Jumping Off Rock

Mike at Jumping Off Rock
Thursday the 9th I met up with Brian O. for an expedition into the SC mountains. The goal was Jumping Off Rock, a cliff with an impressive view of Lake Jocassee. It was featured recently in South Carolina Wildlife magazine (a good article, but that magazine could really use some maps for all its field trips…currently they just give all the directions in text).

On our way to the mountains, we made a brief stop at the Hagood Mill, a “living history” type museum where you can buy grits and flour actually made from the water-powered mill. They also have some petroglyphs there but they weren’t yet ready for display.
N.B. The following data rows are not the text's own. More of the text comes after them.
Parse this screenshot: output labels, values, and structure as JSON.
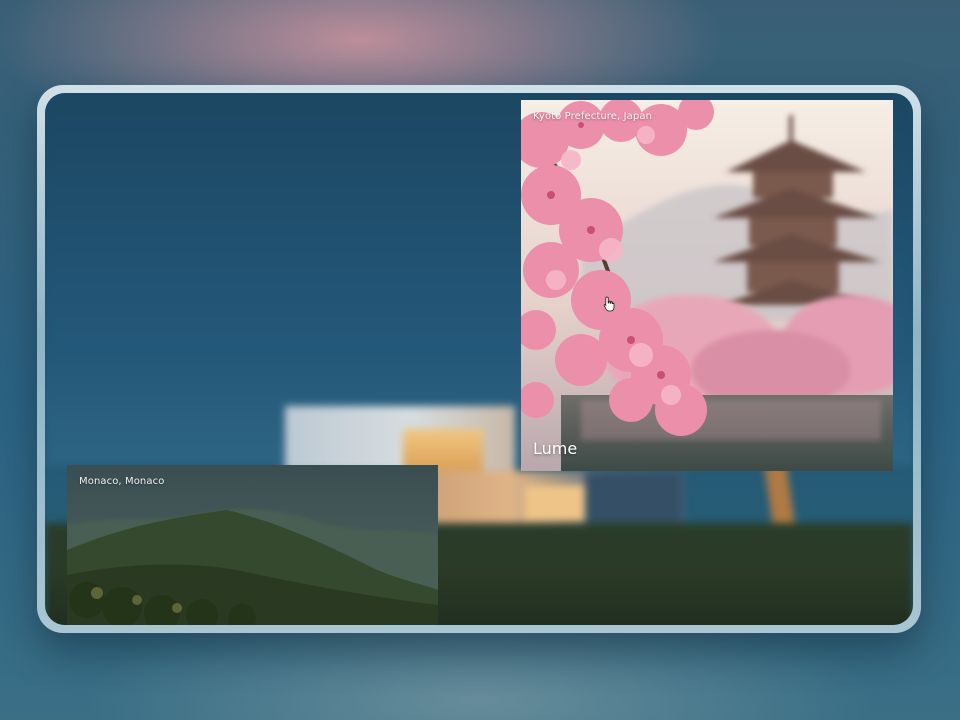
{
  "cards": [
    {
      "location": "Kyoto Prefecture, Japan",
      "title": "Lume"
    },
    {
      "location": "Monaco, Monaco",
      "title": ""
    }
  ],
  "icons": {
    "cursor": "pointer-hand-icon"
  },
  "colors": {
    "backdrop": "#2b6383",
    "frame": "#a9c6d2",
    "screen": "#225a78",
    "blossom": "#e98aa6",
    "label_text": "#ffffff"
  }
}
The Jocassee vista lies nine miles from Highway 178 across the rough dirt-and-gravel Horsepasture Road. We left the asphalt and headed into the hills. Soon we passed the trailhead for Eastatoe Creek Heritage Preserve, site of an incomplete hiking attempt from 2004. I plan to hike that trail again someday but this wasn’t the day.
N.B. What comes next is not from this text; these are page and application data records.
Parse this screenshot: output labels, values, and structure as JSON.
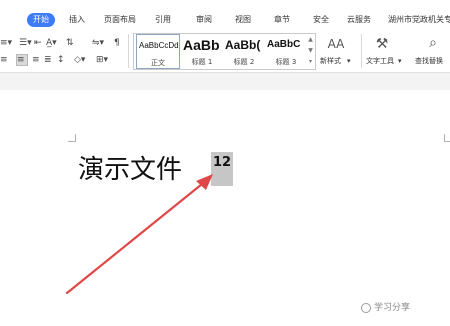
{
  "tabs": [
    {
      "label": "开始",
      "active": true
    },
    {
      "label": "插入"
    },
    {
      "label": "页面布局"
    },
    {
      "label": "引用"
    },
    {
      "label": "审阅"
    },
    {
      "label": "视图"
    },
    {
      "label": "章节"
    },
    {
      "label": "安全"
    },
    {
      "label": "云服务"
    },
    {
      "label": "湖州市党政机关专"
    }
  ],
  "styles": [
    {
      "sample": "AaBbCcDd",
      "name": "正文"
    },
    {
      "sample": "AaBb",
      "name": "标题 1"
    },
    {
      "sample": "AaBb(",
      "name": "标题 2"
    },
    {
      "sample": "AaBbC",
      "name": "标题 3"
    }
  ],
  "ribbon": {
    "new_style_label": "新样式",
    "text_tools_label": "文字工具",
    "find_replace_label": "查找替换",
    "new_style_icon_text": "AA"
  },
  "document": {
    "body_text": "演示文件",
    "selected_text": "12"
  },
  "watermark": "学习分享",
  "colors": {
    "accent": "#3d7bf7",
    "arrow": "#e04848",
    "selection": "#c6c6c6"
  },
  "icons": [
    "list-bullets-icon",
    "numbering-icon",
    "decrease-indent-icon",
    "increase-indent-icon",
    "text-direction-icon",
    "sort-icon",
    "show-marks-icon",
    "align-left-icon",
    "align-center-icon",
    "align-right-icon",
    "justify-icon",
    "distributed-icon",
    "line-spacing-icon",
    "shading-icon",
    "border-icon",
    "new-style-icon",
    "text-tools-icon",
    "find-replace-icon",
    "arrow-annotation"
  ]
}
We passed an open gate along the road. To limit the stress on wildlife, the road is open only September 15 to January 1, and March 20 to May 10. You can still go on foot/bikes/horseback when the gates are closed, but you’ll be in for a workout, as it’s a 12-mile round trip.
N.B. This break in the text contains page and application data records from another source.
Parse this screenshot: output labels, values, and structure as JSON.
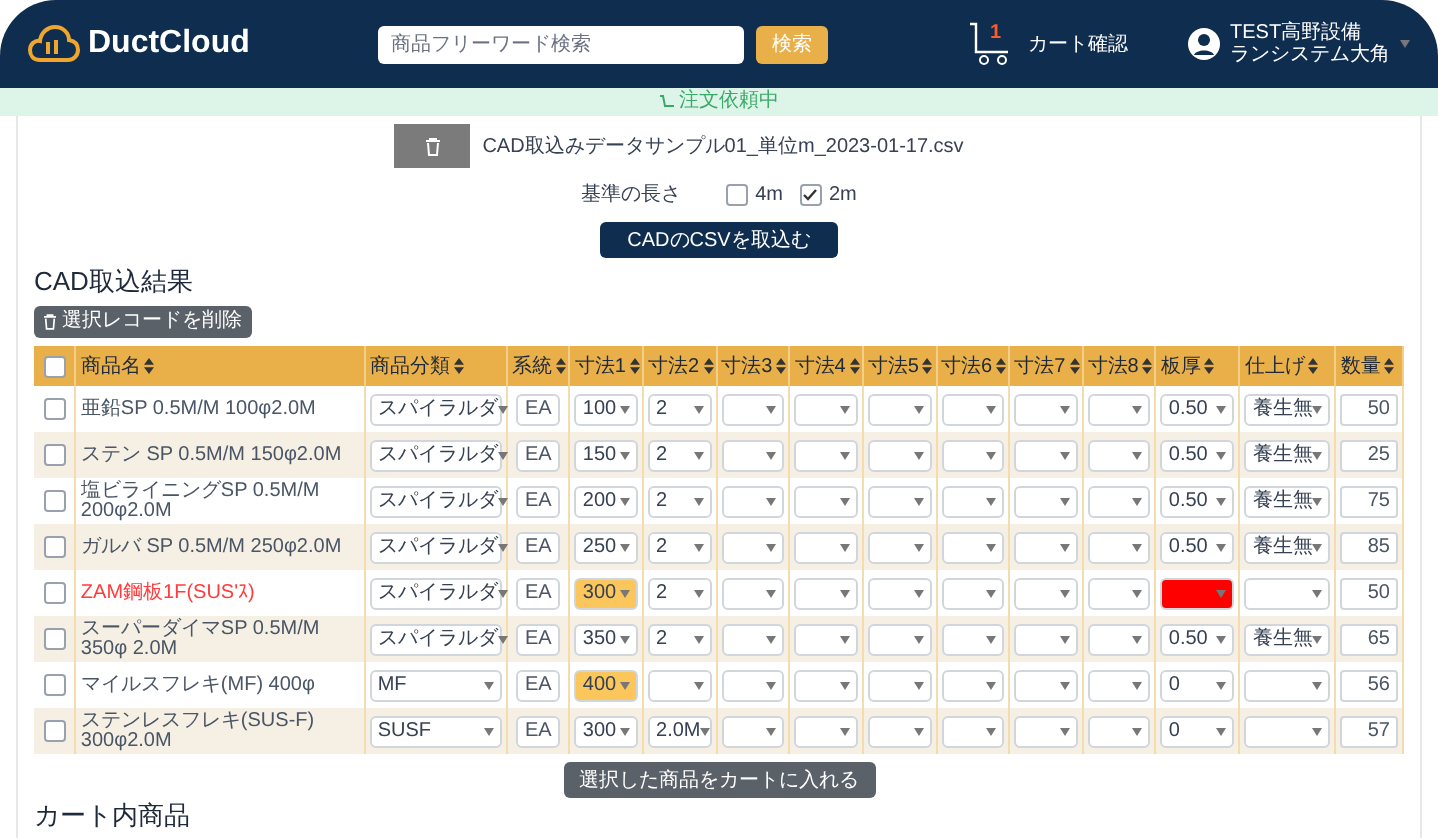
{
  "header": {
    "logo": "DuctCloud",
    "search": {
      "placeholder": "商品フリーワード検索"
    },
    "search_button": "検索",
    "cart": {
      "badge": "1",
      "label": "カート確認"
    },
    "user": [
      "TEST高野設備",
      "ランシステム大角"
    ]
  },
  "status_banner": "注文依頼中",
  "file": {
    "name": "CAD取込みデータサンプル01_単位m_2023-01-17.csv"
  },
  "length": {
    "label": "基準の長さ",
    "options": [
      {
        "label": "4m",
        "checked": false
      },
      {
        "label": "2m",
        "checked": true
      }
    ]
  },
  "import_button": "CADのCSVを取込む",
  "section_title": "CAD取込結果",
  "delete_button": "選択レコードを削除",
  "table": {
    "select_all_checked": false,
    "columns": [
      "商品名",
      "商品分類",
      "系統",
      "寸法1",
      "寸法2",
      "寸法3",
      "寸法4",
      "寸法5",
      "寸法6",
      "寸法7",
      "寸法8",
      "板厚",
      "仕上げ",
      "数量"
    ],
    "rows": [
      {
        "checked": false,
        "error": false,
        "name": "亜鉛SP 0.5M/M 100φ2.0M",
        "category": "スパイラルダ",
        "system": "EA",
        "dims": [
          {
            "value": "100",
            "highlighted": false
          },
          {
            "value": "2",
            "highlighted": false
          },
          {
            "highlighted": false
          },
          {
            "highlighted": false
          },
          {
            "highlighted": false
          },
          {
            "highlighted": false
          },
          {
            "highlighted": false
          },
          {
            "highlighted": false
          }
        ],
        "thickness": {
          "value": "0.50",
          "error": false
        },
        "finish": {
          "value": "養生無"
        },
        "quantity": "50"
      },
      {
        "checked": false,
        "error": false,
        "name": "ステン SP 0.5M/M 150φ2.0M",
        "category": "スパイラルダ",
        "system": "EA",
        "dims": [
          {
            "value": "150",
            "highlighted": false
          },
          {
            "value": "2",
            "highlighted": false
          },
          {
            "highlighted": false
          },
          {
            "highlighted": false
          },
          {
            "highlighted": false
          },
          {
            "highlighted": false
          },
          {
            "highlighted": false
          },
          {
            "highlighted": false
          }
        ],
        "thickness": {
          "value": "0.50",
          "error": false
        },
        "finish": {
          "value": "養生無"
        },
        "quantity": "25"
      },
      {
        "checked": false,
        "error": false,
        "name": "塩ビライニングSP 0.5M/M 200φ2.0M",
        "category": "スパイラルダ",
        "system": "EA",
        "dims": [
          {
            "value": "200",
            "highlighted": false
          },
          {
            "value": "2",
            "highlighted": false
          },
          {
            "highlighted": false
          },
          {
            "highlighted": false
          },
          {
            "highlighted": false
          },
          {
            "highlighted": false
          },
          {
            "highlighted": false
          },
          {
            "highlighted": false
          }
        ],
        "thickness": {
          "value": "0.50",
          "error": false
        },
        "finish": {
          "value": "養生無"
        },
        "quantity": "75"
      },
      {
        "checked": false,
        "error": false,
        "name": "ガルバ SP 0.5M/M 250φ2.0M",
        "category": "スパイラルダ",
        "system": "EA",
        "dims": [
          {
            "value": "250",
            "highlighted": false
          },
          {
            "value": "2",
            "highlighted": false
          },
          {
            "highlighted": false
          },
          {
            "highlighted": false
          },
          {
            "highlighted": false
          },
          {
            "highlighted": false
          },
          {
            "highlighted": false
          },
          {
            "highlighted": false
          }
        ],
        "thickness": {
          "value": "0.50",
          "error": false
        },
        "finish": {
          "value": "養生無"
        },
        "quantity": "85"
      },
      {
        "checked": false,
        "error": true,
        "name": "ZAM鋼板1F(SUS'ｽ)",
        "category": "スパイラルダ",
        "system": "EA",
        "dims": [
          {
            "value": "300",
            "highlighted": true
          },
          {
            "value": "2",
            "highlighted": false
          },
          {
            "highlighted": false
          },
          {
            "highlighted": false
          },
          {
            "highlighted": false
          },
          {
            "highlighted": false
          },
          {
            "highlighted": false
          },
          {
            "highlighted": false
          }
        ],
        "thickness": {
          "error": true
        },
        "finish": {},
        "quantity": "50"
      },
      {
        "checked": false,
        "error": false,
        "name": "スーパーダイマSP 0.5M/M 350φ 2.0M",
        "category": "スパイラルダ",
        "system": "EA",
        "dims": [
          {
            "value": "350",
            "highlighted": false
          },
          {
            "value": "2",
            "highlighted": false
          },
          {
            "highlighted": false
          },
          {
            "highlighted": false
          },
          {
            "highlighted": false
          },
          {
            "highlighted": false
          },
          {
            "highlighted": false
          },
          {
            "highlighted": false
          }
        ],
        "thickness": {
          "value": "0.50",
          "error": false
        },
        "finish": {
          "value": "養生無"
        },
        "quantity": "65"
      },
      {
        "checked": false,
        "error": false,
        "name": "マイルスフレキ(MF) 400φ",
        "category": "MF",
        "system": "EA",
        "dims": [
          {
            "value": "400",
            "highlighted": true
          },
          {
            "highlighted": false
          },
          {
            "highlighted": false
          },
          {
            "highlighted": false
          },
          {
            "highlighted": false
          },
          {
            "highlighted": false
          },
          {
            "highlighted": false
          },
          {
            "highlighted": false
          }
        ],
        "thickness": {
          "value": "0",
          "error": false
        },
        "finish": {},
        "quantity": "56"
      },
      {
        "checked": false,
        "error": false,
        "name": "ステンレスフレキ(SUS-F) 300φ2.0M",
        "category": "SUSF",
        "system": "EA",
        "dims": [
          {
            "value": "300",
            "highlighted": false
          },
          {
            "value": "2.0M",
            "highlighted": false
          },
          {
            "highlighted": false
          },
          {
            "highlighted": false
          },
          {
            "highlighted": false
          },
          {
            "highlighted": false
          },
          {
            "highlighted": false
          },
          {
            "highlighted": false
          }
        ],
        "thickness": {
          "value": "0",
          "error": false
        },
        "finish": {},
        "quantity": "57"
      }
    ]
  },
  "cart_button": "選択した商品をカートに入れる",
  "cart_title": "カート内商品"
}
At eight miles from the highway we reached the “North Carolina Overlook,” a clear spot in the foliage with a view north. It wasn’t obvious where the border was, but we could see a long way across the valley to the mountains on the other side. White spots dotted the landscape in the distance and they became houses through binoculars.

Crossing Laurel Fork Creek
At a dusty intersection, we took a detour onto Dawkins Flat Road. There was no road sign (nor did we see any other roads labeled), but that’s the name according to the magazine. Dawkins Flat Road is not flat, as it leaves the ridge and descends down to Laurel Fork Creek. At the bottom of the hill we came upon the creek and a permanent campsite. We saw bits of gear at the site but it otherwise looked temporarily unoccupied. The main road continued across the creek, so Brian took the opportunity to drive through the water while I photographed the action.

The Foothills Trail runs through the area, and we followed it along the creek looking for Laurel Fork Falls. There is a nice camping area near the top of the falls, but it offered no view. We backtracked and followed the trail. A sign indicated a view of the falls was nearby, but all we could find was a small hole in the foliage. We could see the falls but it was not worth photographing through. Apparently the best way to see the falls is by water anyway. We decided we had other priorities and hiked back to the truck.

On the way back to the ridge we passed a logging loader at the side of the road in a seemingly difficult-to-access place. I stopped to take a picture and unexpectedly kicked a Georgia license plate out of the leaf litter. It had expired in 1999.

We got back to the Horsepasture Road and continued on. Soon we passed another campsite that had some occupants. Then we came upon an open field which is used for helicopter access. Too bad we didn’t have a chopper; it would make the trip much faster! Finally we arrived at the destination…Jumping Off Rock.

Jumping Off Rock
Various trails leave the parking area and lead to the cliff. We selected one at random and it turned out to be what was likely the best spot. The trees gave way to bare rock which provided a impressive view and a steep drop-off. No guard rails or protection of any kind are there to hamper the view. I definitely wouldn’t bring kids to run around up there. Google Earth lists the ridge at 2,030 feet and the lake at 1,170 feet, and a lot of that 860 ft. decrease is right there at the cliff.

The view was great and totally worth the bumpy ride. The cliff was the perfect lunch spot. We watched a few tiny boats cruise almost silently across the lake. We spotted a lone kayaker on the part of the lake closest to us; he was small even through the binoculars. After lunch I spent some time photographing the scenery. The light could have been better, but I guess gives me an excuse to come back.

We took a different road off the mountain. Cane Creek Road didn’t offer much in the way of scenery. We passed an area where they were actively logging. I’m not sure what the protection status is for this land, so the logging was probably OK. We got stuck behind an 18-wheeler hauling logs off the hill. It was surprising to see a big truck like that on the rough roads. Eventually we got to a wide spot where he let us pass.

The sun was starting to get low but we decided to make one last stop. We headed for Twin Falls and eventually found the right road. It’s only a short hike from the parking area to the falls, and they certainly were beautiful. But once again we arrived at a poor time for photography; most of the falls were in the shade, but the top was brightly lit by the sun. I got some OK shots but it’s another place I want to revisit.

A long day of riding in the truck, but worth it!

See the full photo album.